App and web page records:
:::::

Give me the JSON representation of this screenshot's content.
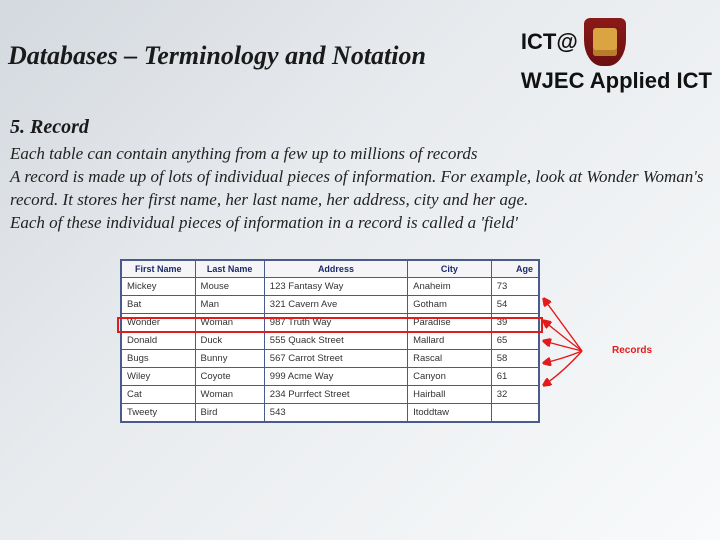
{
  "header": {
    "title": "Databases – Terminology and Notation",
    "brand_top": "ICT@",
    "brand_bottom": "WJEC Applied ICT"
  },
  "section": {
    "heading": "5. Record",
    "para1": "Each table can contain anything from a few up to millions of records",
    "para2": "A record is made up of lots of individual pieces of information. For example, look at Wonder Woman's record. It stores her first name, her last name, her address, city and her age.",
    "para3": "Each of these individual pieces of information in a record is called a 'field'"
  },
  "table": {
    "headers": [
      "First Name",
      "Last Name",
      "Address",
      "City",
      "Age"
    ],
    "rows": [
      [
        "Mickey",
        "Mouse",
        "123 Fantasy Way",
        "Anaheim",
        "73"
      ],
      [
        "Bat",
        "Man",
        "321 Cavern Ave",
        "Gotham",
        "54"
      ],
      [
        "Wonder",
        "Woman",
        "987 Truth Way",
        "Paradise",
        "39"
      ],
      [
        "Donald",
        "Duck",
        "555 Quack Street",
        "Mallard",
        "65"
      ],
      [
        "Bugs",
        "Bunny",
        "567 Carrot Street",
        "Rascal",
        "58"
      ],
      [
        "Wiley",
        "Coyote",
        "999 Acme Way",
        "Canyon",
        "61"
      ],
      [
        "Cat",
        "Woman",
        "234 Purrfect Street",
        "Hairball",
        "32"
      ],
      [
        "Tweety",
        "Bird",
        "543",
        "Itoddtaw",
        ""
      ]
    ],
    "callout": "Records"
  }
}
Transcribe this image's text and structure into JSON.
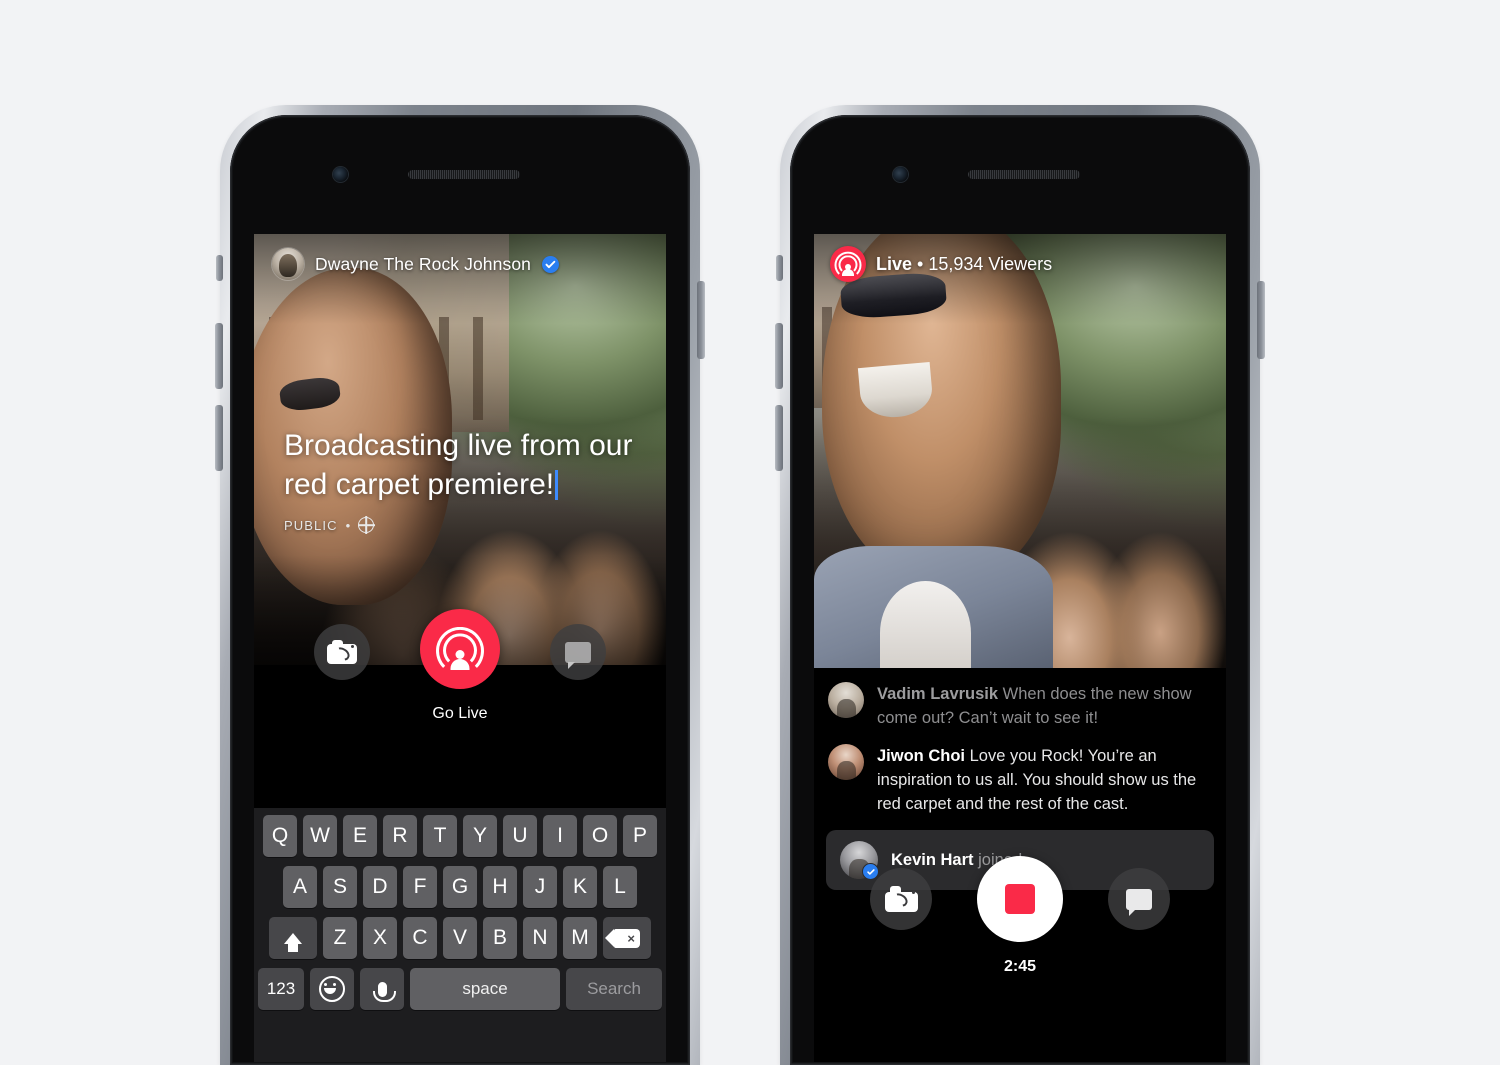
{
  "background_color": "#f2f3f5",
  "accent_colors": {
    "live_red": "#fa2a48",
    "verified_blue": "#2a7ef0",
    "caret_blue": "#3d8bfd",
    "keyboard_bg": "#1d1d1f",
    "key_gray": "#606063",
    "key_dark": "#47474a"
  },
  "phone_left": {
    "name": "facebook-live-composer",
    "header": {
      "avatar": "profile-avatar",
      "author_name": "Dwayne The Rock Johnson",
      "verified_icon": "verified-badge-icon"
    },
    "composer": {
      "line1": "Broadcasting live from our",
      "line2": "red carpet premiere!",
      "caret": "text-cursor",
      "privacy_label": "PUBLIC",
      "privacy_separator": "•",
      "privacy_icon": "globe-icon"
    },
    "controls": {
      "flip_camera_icon": "camera-flip-icon",
      "go_live_icon": "live-broadcast-icon",
      "go_live_label": "Go Live",
      "comments_icon": "chat-bubble-icon"
    },
    "keyboard": {
      "row1": [
        "Q",
        "W",
        "E",
        "R",
        "T",
        "Y",
        "U",
        "I",
        "O",
        "P"
      ],
      "row2": [
        "A",
        "S",
        "D",
        "F",
        "G",
        "H",
        "J",
        "K",
        "L"
      ],
      "row3": [
        "Z",
        "X",
        "C",
        "V",
        "B",
        "N",
        "M"
      ],
      "shift_icon": "shift-arrow-icon",
      "backspace_icon": "backspace-icon",
      "numbers_key": "123",
      "emoji_icon": "emoji-smiley-icon",
      "dictation_icon": "microphone-icon",
      "space_key": "space",
      "return_key": "Search"
    }
  },
  "phone_right": {
    "name": "facebook-live-broadcast",
    "status": {
      "live_icon": "live-broadcast-icon",
      "live_label": "Live",
      "separator": "•",
      "viewers": "15,934 Viewers"
    },
    "comments": [
      {
        "avatar": "commenter-avatar",
        "author": "Vadim Lavrusik",
        "text": "When does the new show come out? Can’t wait to see it!",
        "style": "faded"
      },
      {
        "avatar": "commenter-avatar",
        "author": "Jiwon Choi",
        "text": "Love you Rock! You’re an inspiration to us all. You should show us the red carpet and the rest of the cast.",
        "style": "bright"
      }
    ],
    "join_notice": {
      "avatar": "joined-user-avatar",
      "verified_icon": "verified-badge-icon",
      "author": "Kevin Hart",
      "text": "joined."
    },
    "controls": {
      "flip_camera_icon": "camera-flip-icon",
      "stop_icon": "stop-recording-icon",
      "elapsed_time": "2:45",
      "comments_icon": "chat-bubble-icon"
    }
  }
}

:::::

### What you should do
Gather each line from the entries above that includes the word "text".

### Task solution
Transcribe this image's text and structure into JSON.
      "caret": "text-cursor",
        "text": "When does the new show come out? Can’t wait to see it!",
        "text": "Love you Rock! You’re an inspiration to us all. You should show us the red carpet and the rest of the cast.",
      "text": "joined."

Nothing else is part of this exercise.